Despite its gun-friendly citizenry and reputation, South Carolina law doesn’t go out of its way to protect Second Amendment rights. Ours is one of only six states that impose an outright ban on all forms of handgun “open carry,” for example, and one of only three states that prohibit concealed weapons permit (CWP) holders from carrying weapons into restaurants that sell alcohol.
Unfortunately, state law isn’t the only thing South Carolina gun owners need to be concerned about. Another is federal coercion.
The only gun-related legislation passed by the legislature in 2013 –it passed the House by a vote of 100 to 13 and the Senate by a vote of 33 to 5 –has the effect of barring gun ownership for those deemed to be “mental defectives.” It has since come to light that the State Law Enforcement Division has received a $900,000 grant from the federal Department of Justice to help improve the state’s use of the National Criminal Background Check System. In fact, SLED applied for the federal grant shortly after the legislature passed Act 22 barring “mental defectives” from gun ownership.
The lesson here is simple: Do what the federal government wants and your state gets money. Don’t do what they want, and have funds taken away.
State acceptance of federal money to help enforce gun control measures is alarming enough –even if the grant wasn’t conditioned on South Carolina passing a mental health gun control bill. But the fact that the federal government is willing to furnish funds to enforce state gun control measures may well weaken resistance among state legislators to future acts of gun control. Further, federal authorities may attempt in the future to tie more agency grants to state acceptance of new firearm restrictions, or they may threaten not to renew existing grants unless new firearm restrictions are implemented.
The current administration in Washington has made no secret of its desire to curb gun rights. In January the administration released a multitude of new gun control proposals –some of which required Congressional action and some of which could be implemented unilaterally by the executive branch. These proposals include: (1) universal background checks for all firearm sales and more sharing of background data from states, (2) reenacting the “assault weapons” ban and limiting magazine capacity, (3) new directives and increased funding for research on gun violence, (4) enhanced safety standards for gun locks and gun safes, and (5) laws specifying that doctors may ask patients about guns in their homes and increased funding for mental health initiatives.
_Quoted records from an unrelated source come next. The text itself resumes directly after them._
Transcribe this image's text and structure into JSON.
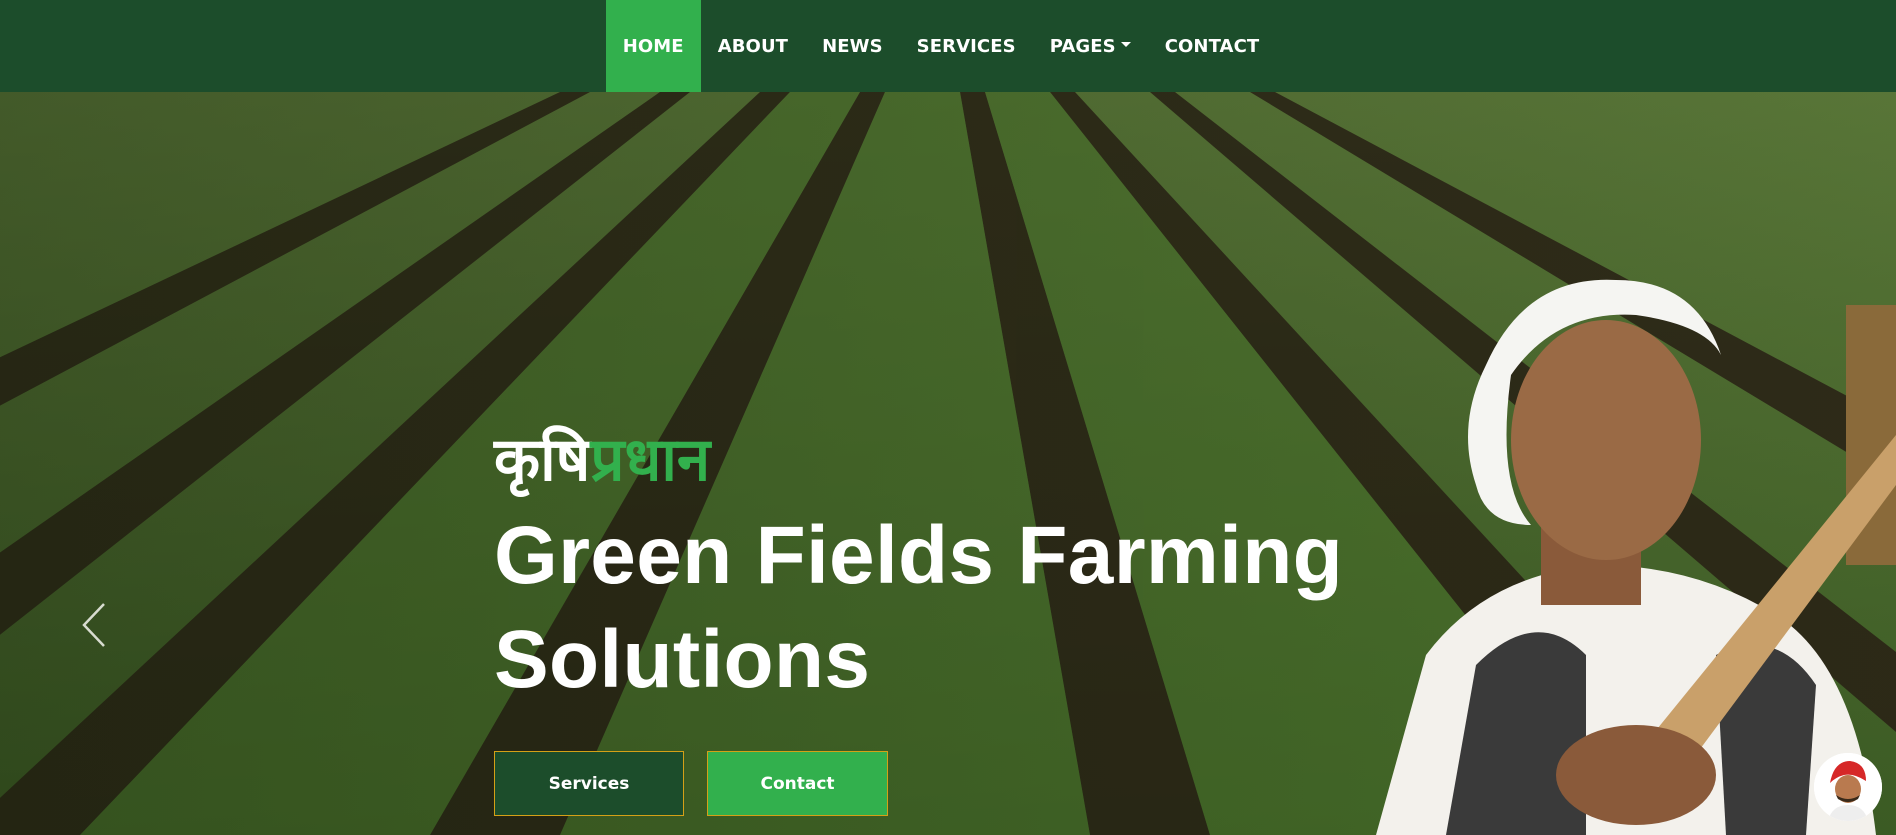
{
  "nav": {
    "items": [
      {
        "label": "HOME"
      },
      {
        "label": "ABOUT"
      },
      {
        "label": "NEWS"
      },
      {
        "label": "SERVICES"
      },
      {
        "label": "PAGES"
      },
      {
        "label": "CONTACT"
      }
    ],
    "active": "HOME"
  },
  "hero": {
    "tagline_white": "कृषि",
    "tagline_green": "प्रधान",
    "headline_line1": "Green Fields Farming",
    "headline_line2": "Solutions",
    "buttons": {
      "services": "Services",
      "contact": "Contact"
    }
  },
  "icons": {
    "prev": "chevron-left-icon",
    "avatar": "farmer-avatar-icon",
    "dropdown": "caret-down-icon"
  },
  "colors": {
    "nav_bg": "#1c4d2b",
    "accent": "#32b04d",
    "button_border": "#d4a017"
  }
}
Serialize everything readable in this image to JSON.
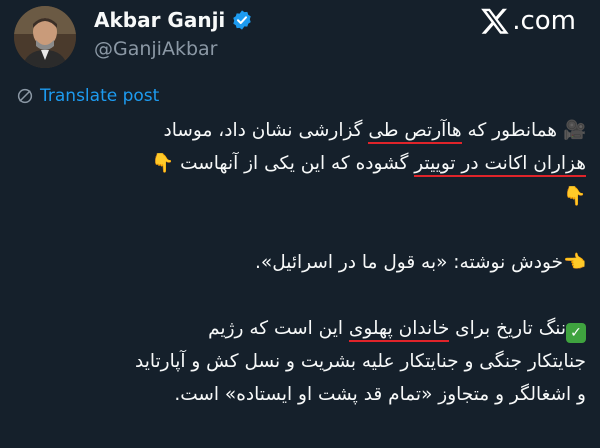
{
  "author": {
    "display_name": "Akbar Ganji",
    "handle": "@GanjiAkbar"
  },
  "brand": {
    "text": ".com"
  },
  "translate": {
    "label": "Translate post"
  },
  "post": {
    "line1_prefix": "همانطور که ",
    "line1_hl": "هاآرتص طی",
    "line1_suffix": " گزارشی نشان داد، موساد",
    "line2_hl": "هزاران اکانت در توییتر",
    "line2_suffix": " گشوده که این یکی از آنهاست",
    "line3_pointer": "👇",
    "line4": "خودش نوشته: «به قول ما در اسرائیل».",
    "line5_prefix": "ننگ تاریخ برای ",
    "line5_hl": "خاندان پهلوی",
    "line5_suffix": " این است که رژیم",
    "line6": "جنایتکار جنگی و جنایتکار علیه بشریت و نسل کش و آپارتاید",
    "line7": "و اشغالگر و متجاوز «تمام قد پشت او ایستاده» است.",
    "emoji_camera": "🎥",
    "emoji_point_down": "👇",
    "emoji_point_left": "👈",
    "emoji_check": "✓"
  },
  "colors": {
    "background": "#15202b",
    "link": "#1d9bf0",
    "verified": "#1d9bf0",
    "highlight_underline": "#e0242a"
  }
}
What’s interesting about these initiatives is that one proposal has effectively (no. 3) has undermined the rest. A directive was issued to the Center for Disease Control to carry out a study on the causes and prevention of gun violence. This study’s results, released in June, have been less than favorable for advocates of increased gun control. Among the study’s findings:
The majority of gun-related deaths between 2000 and 2010 were suicides, not homicides.
Defensive use of firearms is common, with most studies estimating between 500,000 and 3 million defensive uses annually.
Unintentional firearms deaths accounted for less than 1 percent of all accidental deaths in 2010.
Most criminals obtain firearms in the underground economy outside of the influence of gun control measures.
Concerning the effectiveness of gun control measures –bans on specified firearms or ammunition, restrictions on firearm acquisition, waiting periods for firearm acquisition, firearm registration and licensing of owners, and zero tolerance for firearms in schools –evidence is insufficient to determine their effectiveness.
The findings of this new study are consistent with two other major gun control studies released by the National Academy of Sciences and the Center for Disease Control in 2004 and 2003, respectively, as well as research conducted by Harvard University. None of these studies could find any gun control measures that meaningfully reduced violent crime or gun violence.
In addition South Carolina’s new law, the prohibition of “mental defectives” from owning firearms, is extremely unlikely to have any significant effect on violent crime. Studies have found that only about 4 percent of violence in the United States can be attributed to individuals with mental illness. Also, the vast majority of those who commit violent crimes obtain their guns through informal means –which largely mitigates the effects of any outright prohibitions on gun ownership. If anything can reduce violent crime committed by the mentally ill, it’s likely to be early detection and treatment of mental illness.
Before state lawmakers enact any further gun control measures, they should study the current research on the likely effectiveness of such laws. The real choice isn’t between safety and individual rights but between federal dollars and safety rhetoric, on the one hand, and state sovereignty and individual rights on the other. The right choice is plain.
Shane McNamee is a policy analyst for the South Carolina Policy Council